### Exercise goal
Images do not belong in the copy. Retype the entries exactly.

### Data provided
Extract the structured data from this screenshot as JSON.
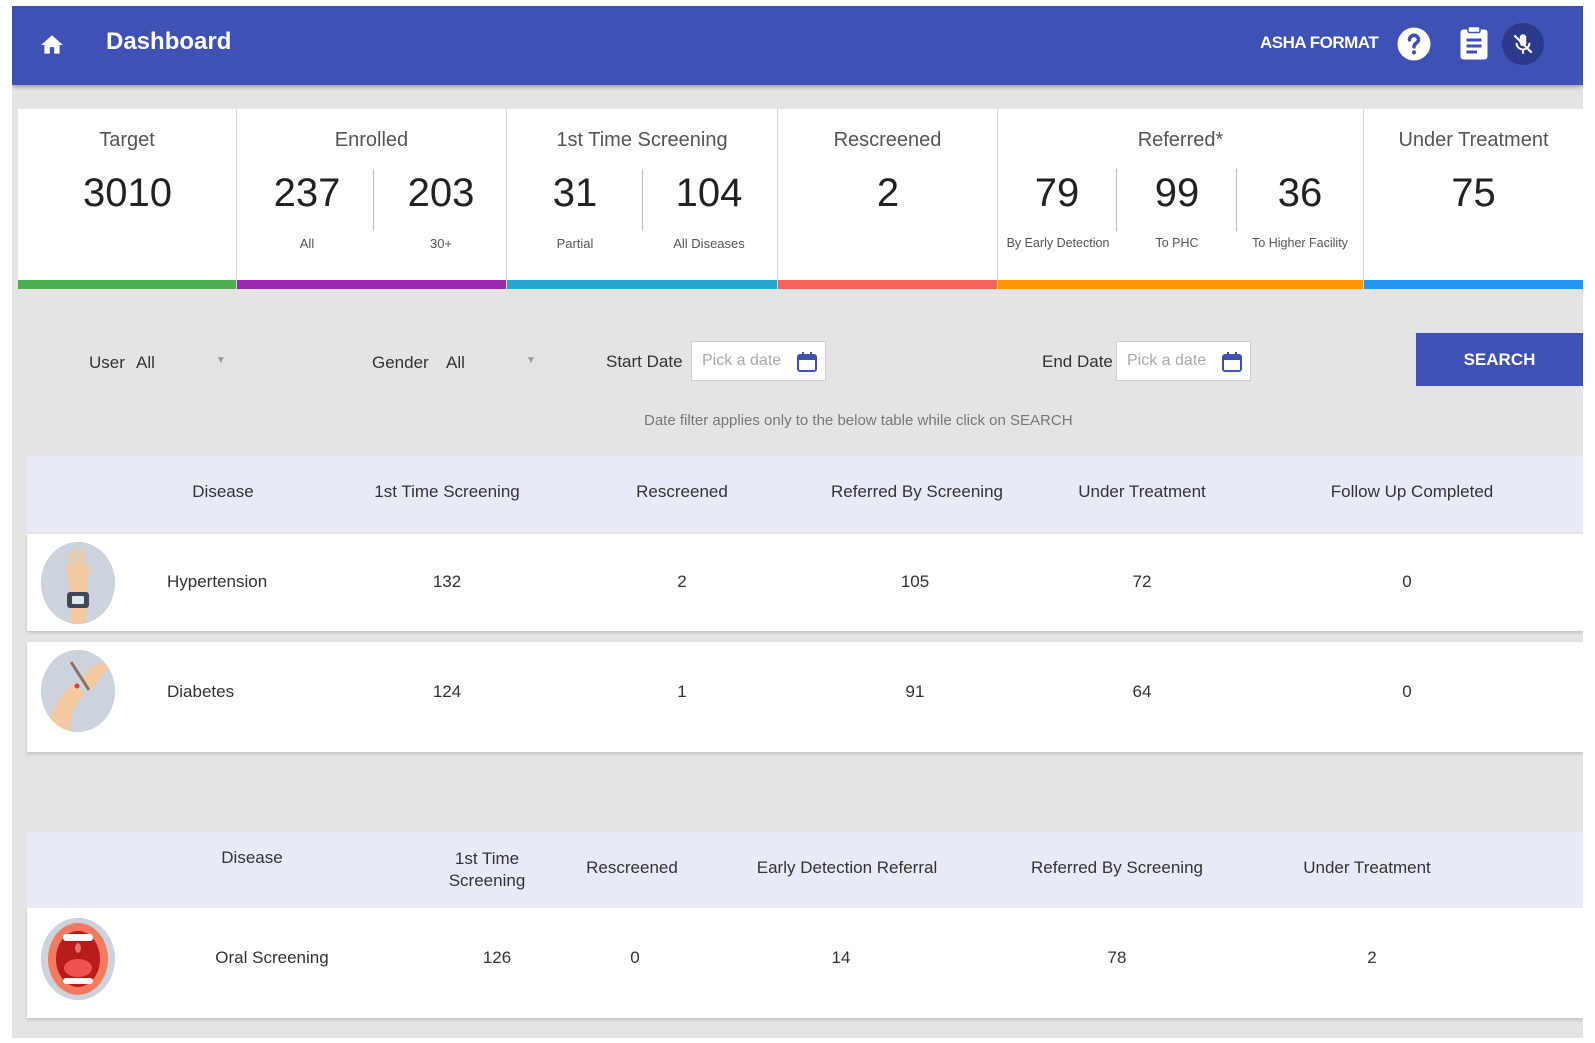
{
  "header": {
    "title": "Dashboard",
    "format_label": "ASHA FORMAT"
  },
  "stats": {
    "target": {
      "title": "Target",
      "value": "3010"
    },
    "enrolled": {
      "title": "Enrolled",
      "all_value": "237",
      "all_label": "All",
      "thirty_value": "203",
      "thirty_label": "30+"
    },
    "first_screening": {
      "title": "1st Time Screening",
      "partial_value": "31",
      "partial_label": "Partial",
      "all_value": "104",
      "all_label": "All Diseases"
    },
    "rescreened": {
      "title": "Rescreened",
      "value": "2"
    },
    "referred": {
      "title": "Referred*",
      "early_value": "79",
      "early_label": "By Early Detection",
      "phc_value": "99",
      "phc_label": "To PHC",
      "higher_value": "36",
      "higher_label": "To Higher Facility"
    },
    "under_treatment": {
      "title": "Under Treatment",
      "value": "75"
    }
  },
  "colors": {
    "target": "#4caf50",
    "enrolled": "#9c27b0",
    "first_screening": "#26a6d1",
    "rescreened": "#f4645a",
    "referred": "#ff9800",
    "under_treatment": "#2196f3",
    "primary": "#3f51b5"
  },
  "filters": {
    "user_label": "User",
    "user_value": "All",
    "gender_label": "Gender",
    "gender_value": "All",
    "start_label": "Start Date",
    "start_placeholder": "Pick a date",
    "end_label": "End Date",
    "end_placeholder": "Pick a date",
    "search_label": "SEARCH",
    "hint": "Date filter applies only to the below table while click on SEARCH"
  },
  "table1": {
    "headers": [
      "Disease",
      "1st Time Screening",
      "Rescreened",
      "Referred By Screening",
      "Under Treatment",
      "Follow Up Completed"
    ],
    "rows": [
      {
        "disease": "Hypertension",
        "first": "132",
        "rescreened": "2",
        "referred": "105",
        "treatment": "72",
        "followup": "0"
      },
      {
        "disease": "Diabetes",
        "first": "124",
        "rescreened": "1",
        "referred": "91",
        "treatment": "64",
        "followup": "0"
      }
    ]
  },
  "table2": {
    "headers": [
      "Disease",
      "1st Time Screening",
      "Rescreened",
      "Early Detection Referral",
      "Referred By Screening",
      "Under Treatment"
    ],
    "header_first_line1": "1st Time",
    "header_first_line2": "Screening",
    "rows": [
      {
        "disease": "Oral Screening",
        "first": "126",
        "rescreened": "0",
        "early": "14",
        "referred": "78",
        "treatment": "2"
      }
    ]
  },
  "icons": {
    "home": "home-icon",
    "help": "help-icon",
    "clipboard": "clipboard-icon",
    "mic": "mic-off-icon",
    "calendar": "calendar-icon"
  }
}
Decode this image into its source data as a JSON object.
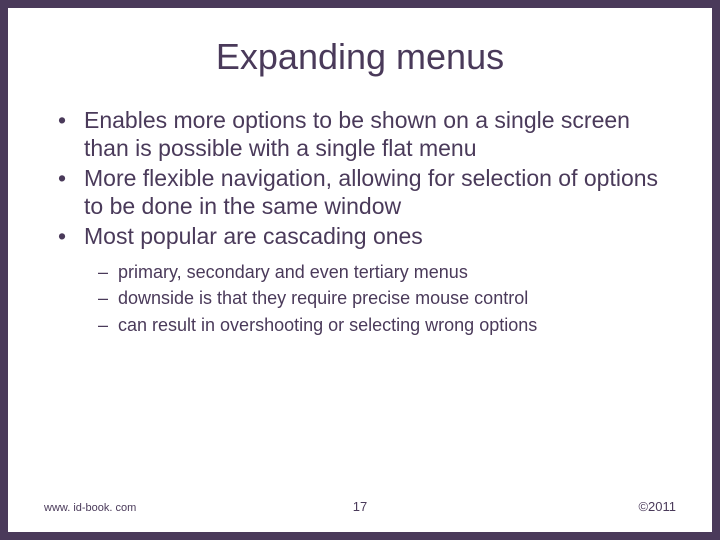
{
  "title": "Expanding menus",
  "bullets": [
    "Enables more options to be shown on a single screen than is possible with a single flat menu",
    "More flexible navigation, allowing for selection of options to be done in the same window",
    "Most popular are cascading ones"
  ],
  "subbullets": [
    "primary, secondary and even tertiary menus",
    "downside is that they require precise mouse control",
    "can result in overshooting or selecting wrong options"
  ],
  "footer": {
    "url": "www. id-book. com",
    "page": "17",
    "copyright": "©2011"
  }
}
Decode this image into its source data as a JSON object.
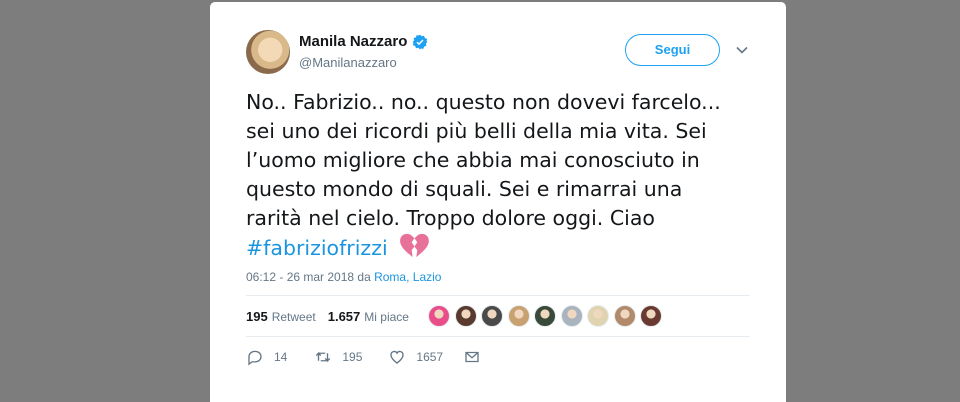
{
  "user": {
    "name": "Manila Nazzaro",
    "handle": "@Manilanazzaro",
    "follow_label": "Segui"
  },
  "tweet": {
    "lines": [
      "No.. Fabrizio.. no.. questo non dovevi farcelo...",
      "sei uno dei ricordi più belli della mia vita. Sei",
      "l’uomo migliore che abbia mai conosciuto in",
      "questo mondo di squali. Sei e rimarrai una",
      "rarità nel cielo. Troppo dolore oggi. Ciao"
    ],
    "hashtag": "#fabriziofrizzi",
    "emoji": "broken-heart"
  },
  "meta": {
    "time": "06:12 - 26 mar 2018 da ",
    "location": "Roma, Lazio"
  },
  "stats": {
    "retweets": "195",
    "retweets_label": "Retweet",
    "likes": "1.657",
    "likes_label": "Mi piace"
  },
  "actions": {
    "replies": "14",
    "retweets": "195",
    "likes": "1657"
  },
  "colors": {
    "accent": "#1da1f2",
    "link": "#1b95e0",
    "background": "#7d7d7d",
    "broken_heart": "#e8719a"
  },
  "likers": [
    {
      "icon": "liker-avatar",
      "color": "#e94e8a"
    },
    {
      "icon": "liker-avatar",
      "color": "#5a3a2e"
    },
    {
      "icon": "liker-avatar",
      "color": "#4a4a4a"
    },
    {
      "icon": "liker-avatar",
      "color": "#c9a070"
    },
    {
      "icon": "liker-avatar",
      "color": "#3a4a3a"
    },
    {
      "icon": "liker-avatar",
      "color": "#aab4be"
    },
    {
      "icon": "liker-avatar",
      "color": "#e0d4b0"
    },
    {
      "icon": "liker-avatar",
      "color": "#b08a6a"
    },
    {
      "icon": "liker-avatar",
      "color": "#6a3a30"
    }
  ]
}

### Problem solution
Extract the structured data from this screenshot as JSON.
{
  "header": {
    "title": "Dashboard",
    "format_label": "ASHA FORMAT"
  },
  "stats": {
    "target": {
      "title": "Target",
      "value": "3010"
    },
    "enrolled": {
      "title": "Enrolled",
      "all_value": "237",
      "all_label": "All",
      "thirty_value": "203",
      "thirty_label": "30+"
    },
    "first_screening": {
      "title": "1st Time Screening",
      "partial_value": "31",
      "partial_label": "Partial",
      "all_value": "104",
      "all_label": "All Diseases"
    },
    "rescreened": {
      "title": "Rescreened",
      "value": "2"
    },
    "referred": {
      "title": "Referred*",
      "early_value": "79",
      "early_label": "By Early Detection",
      "phc_value": "99",
      "phc_label": "To PHC",
      "higher_value": "36",
      "higher_label": "To Higher Facility"
    },
    "under_treatment": {
      "title": "Under Treatment",
      "value": "75"
    }
  },
  "colors": {
    "target": "#4caf50",
    "enrolled": "#9c27b0",
    "first_screening": "#26a6d1",
    "rescreened": "#f4645a",
    "referred": "#ff9800",
    "under_treatment": "#2196f3",
    "primary": "#3f51b5"
  },
  "filters": {
    "user_label": "User",
    "user_value": "All",
    "gender_label": "Gender",
    "gender_value": "All",
    "start_label": "Start Date",
    "start_placeholder": "Pick a date",
    "end_label": "End Date",
    "end_placeholder": "Pick a date",
    "search_label": "SEARCH",
    "hint": "Date filter applies only to the below table while click on SEARCH"
  },
  "table1": {
    "headers": [
      "Disease",
      "1st Time Screening",
      "Rescreened",
      "Referred By Screening",
      "Under Treatment",
      "Follow Up Completed"
    ],
    "rows": [
      {
        "disease": "Hypertension",
        "first": "132",
        "rescreened": "2",
        "referred": "105",
        "treatment": "72",
        "followup": "0"
      },
      {
        "disease": "Diabetes",
        "first": "124",
        "rescreened": "1",
        "referred": "91",
        "treatment": "64",
        "followup": "0"
      }
    ]
  },
  "table2": {
    "headers": [
      "Disease",
      "1st Time Screening",
      "Rescreened",
      "Early Detection Referral",
      "Referred By Screening",
      "Under Treatment"
    ],
    "header_first_line1": "1st Time",
    "header_first_line2": "Screening",
    "rows": [
      {
        "disease": "Oral Screening",
        "first": "126",
        "rescreened": "0",
        "early": "14",
        "referred": "78",
        "treatment": "2"
      }
    ]
  },
  "icons": {
    "home": "home-icon",
    "help": "help-icon",
    "clipboard": "clipboard-icon",
    "mic": "mic-off-icon",
    "calendar": "calendar-icon"
  }
}
Decode this image into its source data as a JSON object.
{
  "title": "Expanding menus",
  "bullets": [
    "Enables more options to be shown on a single screen than is possible with a single flat menu",
    "More flexible navigation, allowing for selection of options to be done in the same window",
    "Most popular are cascading ones"
  ],
  "subbullets": [
    "primary, secondary and even tertiary menus",
    "downside is that they require precise mouse control",
    "can result in overshooting or selecting wrong options"
  ],
  "footer": {
    "url": "www. id-book. com",
    "page": "17",
    "copyright": "©2011"
  }
}
Decode this image into its source data as a JSON object.
{
  "user": {
    "name": "Manila Nazzaro",
    "handle": "@Manilanazzaro",
    "follow_label": "Segui"
  },
  "tweet": {
    "lines": [
      "No.. Fabrizio.. no.. questo non dovevi farcelo...",
      "sei uno dei ricordi più belli della mia vita. Sei",
      "l’uomo migliore che abbia mai conosciuto in",
      "questo mondo di squali. Sei e rimarrai una",
      "rarità nel cielo. Troppo dolore oggi. Ciao"
    ],
    "hashtag": "#fabriziofrizzi",
    "emoji": "broken-heart"
  },
  "meta": {
    "time": "06:12 - 26 mar 2018 da ",
    "location": "Roma, Lazio"
  },
  "stats": {
    "retweets": "195",
    "retweets_label": "Retweet",
    "likes": "1.657",
    "likes_label": "Mi piace"
  },
  "actions": {
    "replies": "14",
    "retweets": "195",
    "likes": "1657"
  },
  "colors": {
    "accent": "#1da1f2",
    "link": "#1b95e0",
    "background": "#7d7d7d",
    "broken_heart": "#e8719a"
  },
  "likers": [
    {
      "icon": "liker-avatar",
      "color": "#e94e8a"
    },
    {
      "icon": "liker-avatar",
      "color": "#5a3a2e"
    },
    {
      "icon": "liker-avatar",
      "color": "#4a4a4a"
    },
    {
      "icon": "liker-avatar",
      "color": "#c9a070"
    },
    {
      "icon": "liker-avatar",
      "color": "#3a4a3a"
    },
    {
      "icon": "liker-avatar",
      "color": "#aab4be"
    },
    {
      "icon": "liker-avatar",
      "color": "#e0d4b0"
    },
    {
      "icon": "liker-avatar",
      "color": "#b08a6a"
    },
    {
      "icon": "liker-avatar",
      "color": "#6a3a30"
    }
  ]
}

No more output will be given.